My suitcase was next, it was emptied onto grey plastic trays and scanned separately, another thing I did not question. After some time, and my flight time only approaching the woman who conducted most of the search came out of a back room with a black zipped side bag with something written about Israel in white, she told me my suitcase needed at least an hour to be checked and I needed to be put on my flight – this suitcase had passed the x-ray scanning I and my things had, it has passed British security, Tel Aviv 7 days earlier, Portugal 2 months prior – but she insisted it would need to be checked again. when I told her, I would need more than this A4 size bag to replace the contents of my 10kg hand luggage she came back with a checked plastic laundry bag.
Much larger and much more visible and humiliating.
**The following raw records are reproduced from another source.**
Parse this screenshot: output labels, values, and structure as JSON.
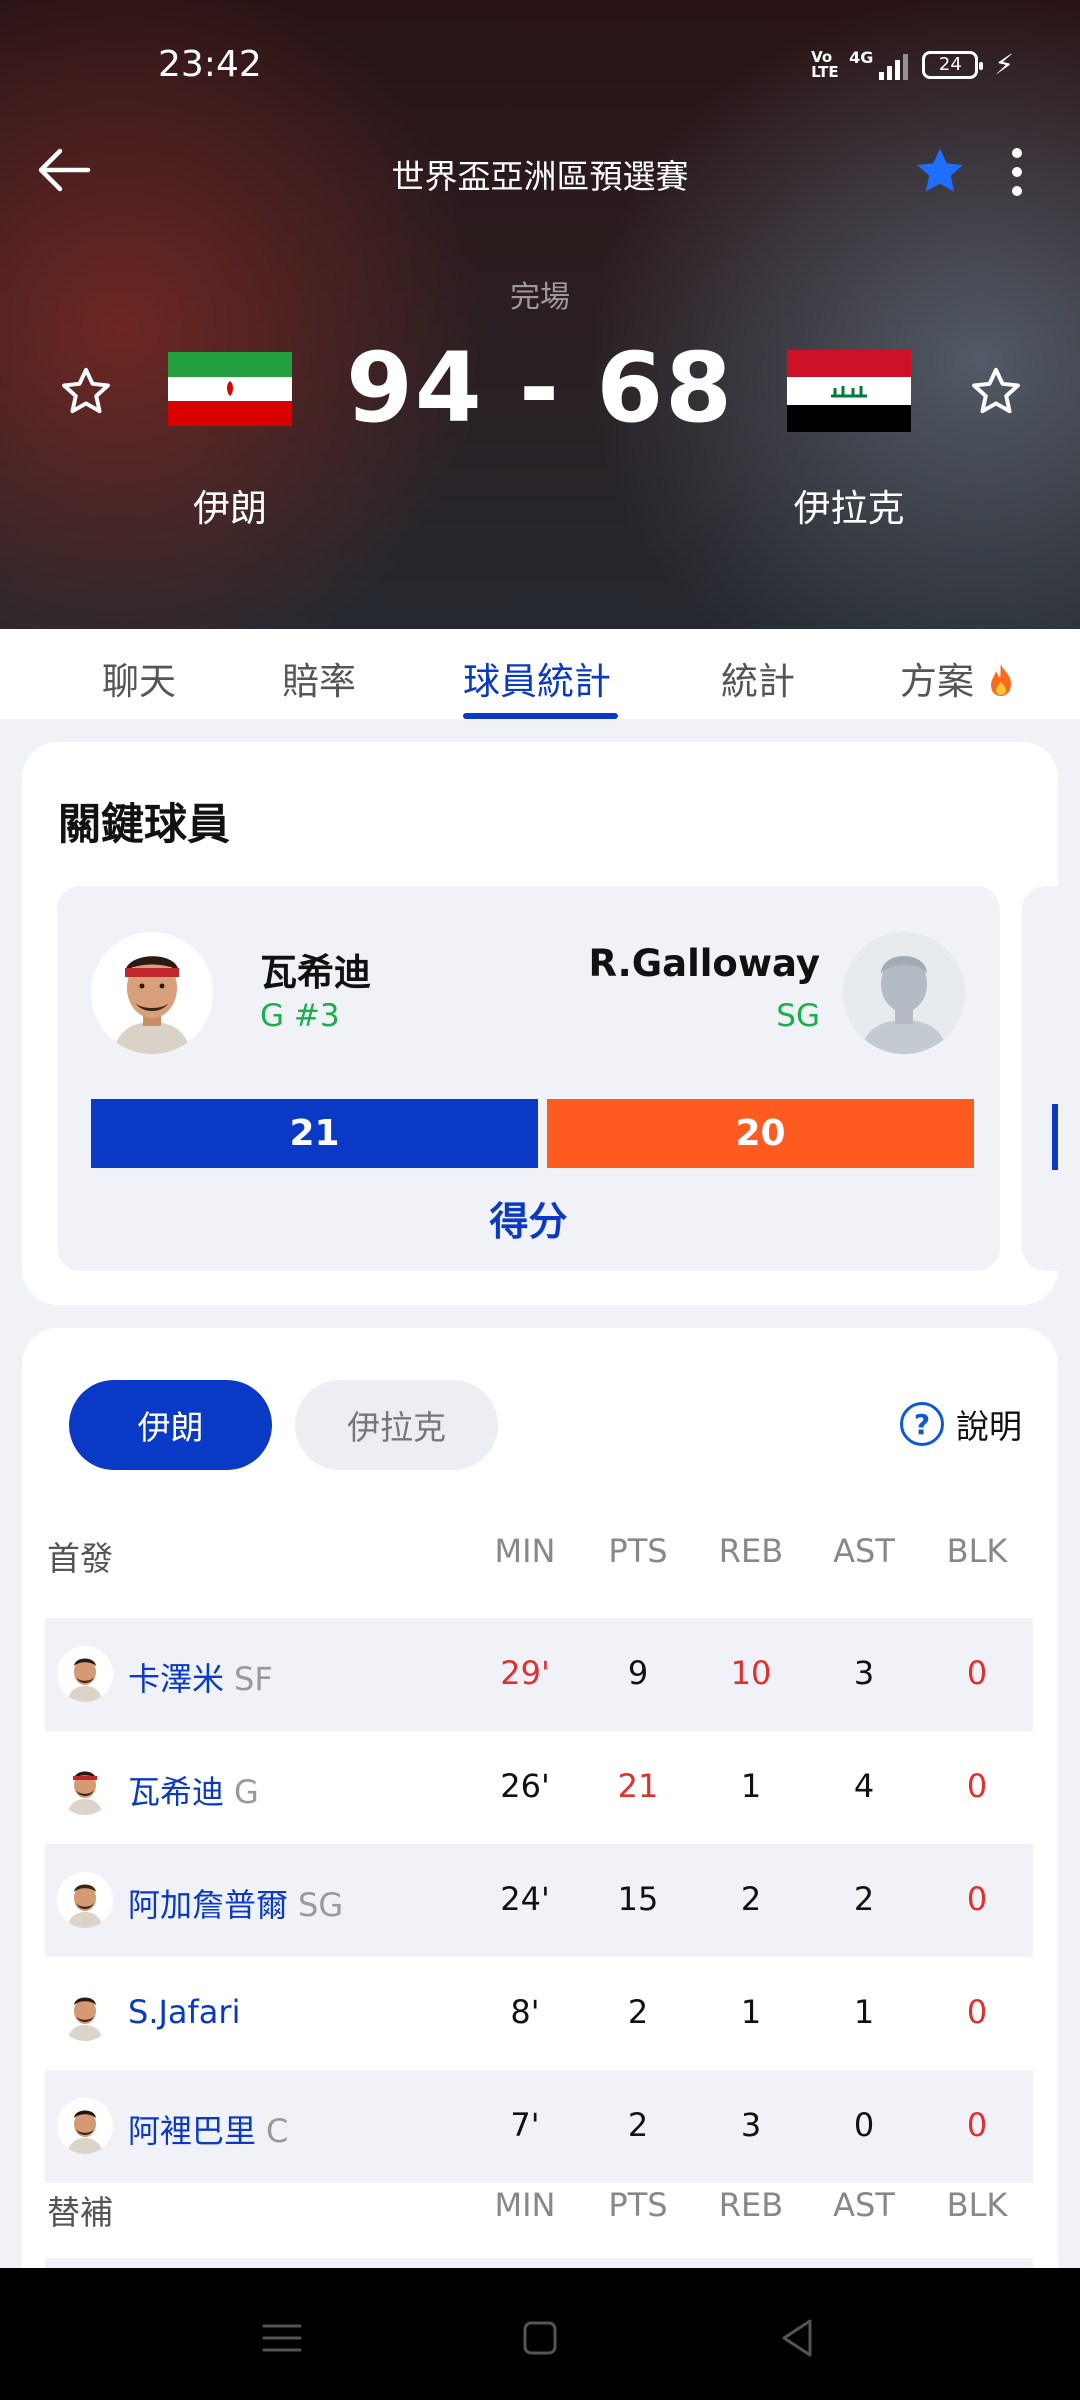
{
  "status_bar": {
    "time": "23:42",
    "volte": "Vo LTE",
    "network": "4G",
    "battery": "24"
  },
  "header": {
    "title": "世界盃亞洲區預選賽"
  },
  "match": {
    "status": "完場",
    "score": "94 - 68",
    "home": {
      "name": "伊朗"
    },
    "away": {
      "name": "伊拉克"
    }
  },
  "tabs": [
    {
      "label": "聊天",
      "active": false
    },
    {
      "label": "賠率",
      "active": false
    },
    {
      "label": "球員統計",
      "active": true
    },
    {
      "label": "統計",
      "active": false
    },
    {
      "label": "方案",
      "active": false
    }
  ],
  "key_players": {
    "title": "關鍵球員",
    "home_player": {
      "name": "瓦希迪",
      "position": "G #3",
      "value": "21"
    },
    "away_player": {
      "name": "R.Galloway",
      "position": "SG",
      "value": "20"
    },
    "stat_label": "得分",
    "home_share": 0.512
  },
  "box_score": {
    "team_toggle": {
      "home": "伊朗",
      "away": "伊拉克",
      "selected": "home"
    },
    "help_label": "說明",
    "columns": [
      "MIN",
      "PTS",
      "REB",
      "AST",
      "BLK"
    ],
    "starters_label": "首發",
    "bench_label": "替補",
    "starters": [
      {
        "name": "卡澤米",
        "pos": "SF",
        "min": "29'",
        "pts": "9",
        "reb": "10",
        "ast": "3",
        "blk": "0"
      },
      {
        "name": "瓦希迪",
        "pos": "G",
        "min": "26'",
        "pts": "21",
        "reb": "1",
        "ast": "4",
        "blk": "0"
      },
      {
        "name": "阿加詹普爾",
        "pos": "SG",
        "min": "24'",
        "pts": "15",
        "reb": "2",
        "ast": "2",
        "blk": "0"
      },
      {
        "name": "S.Jafari",
        "pos": "",
        "min": "8'",
        "pts": "2",
        "reb": "1",
        "ast": "1",
        "blk": "0"
      },
      {
        "name": "阿裡巴里",
        "pos": "C",
        "min": "7'",
        "pts": "2",
        "reb": "3",
        "ast": "0",
        "blk": "0"
      }
    ]
  },
  "colors": {
    "accent": "#0a39c6",
    "away_bar": "#ff5a1f",
    "highlight_red": "#e03030",
    "position_green": "#19b04b"
  }
}
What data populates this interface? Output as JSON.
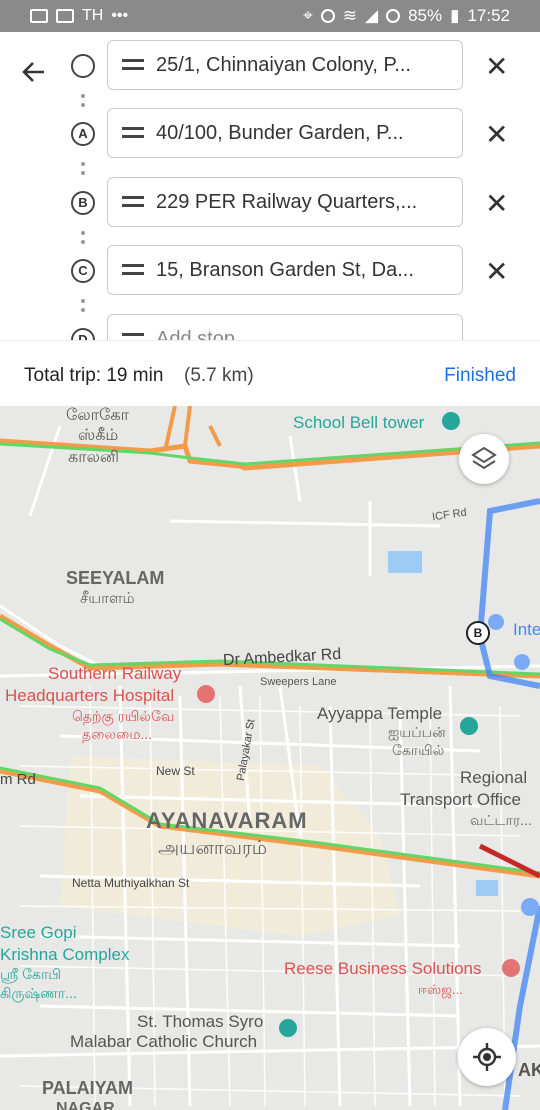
{
  "status_bar": {
    "network": "TH",
    "more": "•••",
    "battery": "85%",
    "time": "17:52"
  },
  "header": {
    "back_icon": "arrow-left-icon"
  },
  "stops": [
    {
      "marker": "",
      "text": "25/1, Chinnaiyan Colony, P..."
    },
    {
      "marker": "A",
      "text": "40/100, Bunder Garden, P..."
    },
    {
      "marker": "B",
      "text": "229 PER Railway Quarters,..."
    },
    {
      "marker": "C",
      "text": "15, Branson Garden St, Da..."
    },
    {
      "marker": "D",
      "text": "Add stop"
    }
  ],
  "summary": {
    "label": "Total trip: 19 min",
    "distance": "(5.7 km)",
    "finished": "Finished"
  },
  "map": {
    "labels": {
      "lokomo": "லோகோ",
      "scheme": "ஸ்கீம்",
      "colony": "காலனி",
      "school": "School Bell tower",
      "icf": "ICF Rd",
      "seeyalam": "SEEYALAM",
      "seeyalam_ta": "சீயாளம்",
      "inte": "Inte",
      "southern": "Southern Railway",
      "hq": "Headquarters Hospital",
      "hq_ta1": "தெற்கு ரயில்வே",
      "hq_ta2": "தலைமை...",
      "ambedkar": "Dr Ambedkar Rd",
      "sweepers": "Sweepers Lane",
      "ayyappa": "Ayyappa Temple",
      "ayyappa_ta1": "ஐயப்பன்",
      "ayyappa_ta2": "கோயில்",
      "newst": "New St",
      "palayakar": "Palayakar St",
      "mrd": "m Rd",
      "regional": "Regional",
      "transport": "Transport Office",
      "vattara": "வட்டார...",
      "ayanavaram": "AYANAVARAM",
      "ayanavaram_ta": "அயனாவரம்",
      "netta": "Netta Muthiyalkhan St",
      "sree": "Sree Gopi",
      "krishna": "Krishna Complex",
      "sree_ta1": "ஸ்ரீ கோபி",
      "sree_ta2": "கிருஷ்ணா...",
      "reese": "Reese Business Solutions",
      "reese_ta": "ஈஸ்ஜ...",
      "thomas": "St. Thomas Syro",
      "malabar": "Malabar Catholic Church",
      "palaiyam": "PALAIYAM",
      "nagar": "NAGAR",
      "ak": "AK",
      "b_marker": "B"
    },
    "colors": {
      "route": "#7baaf7",
      "traffic_green": "#63d668",
      "traffic_orange": "#f29c4a",
      "poi_red": "#e57373",
      "poi_teal": "#26a69a"
    },
    "icons": [
      "layers-icon",
      "my-location-icon"
    ]
  }
}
It seems silly because it was just a bag and all of my things had been returned but it is the humiliation. From having every single thing in my bag opened and read for inspection (that includes notebooks) to then have to lug around a 10kg heavy laundry bag without wheels. I arrived on the plane late, that too with a ridiculous bag that would not fit in the cabin overhead without help. Everything had been visibly marked with codes and red letters, my things moved and my presence deemed a threat. When I arrived in Stanstead, the airline could not track my bag and border force told me I could write a letter to the Israeli embassy if I felt mistreated, but they too had no knowledge of how to trace my bag.
I returned home with this laundry bag and without my mum’s suitcase.
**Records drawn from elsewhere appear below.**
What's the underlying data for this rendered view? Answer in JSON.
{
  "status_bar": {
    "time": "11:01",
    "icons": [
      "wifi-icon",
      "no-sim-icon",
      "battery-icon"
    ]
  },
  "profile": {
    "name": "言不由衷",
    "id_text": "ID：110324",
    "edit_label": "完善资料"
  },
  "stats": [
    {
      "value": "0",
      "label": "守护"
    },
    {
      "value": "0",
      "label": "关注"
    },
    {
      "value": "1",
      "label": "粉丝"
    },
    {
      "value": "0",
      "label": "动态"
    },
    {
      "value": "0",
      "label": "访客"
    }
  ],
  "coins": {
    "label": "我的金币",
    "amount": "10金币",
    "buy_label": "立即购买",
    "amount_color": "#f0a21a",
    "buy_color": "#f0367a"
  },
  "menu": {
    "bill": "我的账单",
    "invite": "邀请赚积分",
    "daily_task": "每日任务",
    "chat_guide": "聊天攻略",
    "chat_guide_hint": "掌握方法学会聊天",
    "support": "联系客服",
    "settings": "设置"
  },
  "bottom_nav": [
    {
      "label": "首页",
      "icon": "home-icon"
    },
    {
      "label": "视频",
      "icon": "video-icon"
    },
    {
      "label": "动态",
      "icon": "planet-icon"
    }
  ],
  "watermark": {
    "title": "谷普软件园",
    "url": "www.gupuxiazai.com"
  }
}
I returned and remain overwhelmed. And even now, writing this feels partially selfish, a way I can unpack this feeling and the mistreatment, but also because this is only a minuscule percentage of the constant surveillance and targeting Palestinians of Muslim and Christian backgrounds face.
And it has taken me two weeks to complete this and publish it because I still have some fear and feel included in the censorship that the Israeli authorities impose. I have left out details and remained vague in some aspects, trying to stick to facts because even in the comfort of my home and a land where I cannot be silenced, I feel it.
But the people of Palestine want the world to know what they endure daily, and our British and non-Palestinian passports protect us still.
It is a beautiful place with people who are generous without having much to give themselves, full of hope and optimism in a world that only denies them of both hope and optimism, but they are only growing in strength despite everything against them.
Palestine will always be in my heart. And the dehumanisation I speak of will not stop me just as Palestinians will continue despite being one of the most persecuted people today.
And this, maybe selfish, but nevertheless honest piece of writing can provide a small insight into daily life for Palestinians
So, read this to be aware, read this if you or anyone else is planning to travel to the region, you can be prepared for what I was not and feared.
And remember that they want you to feel watched and as though you are a threat but honesty and the pursuit of justice is an obligation – with or without fear and with or without being watched.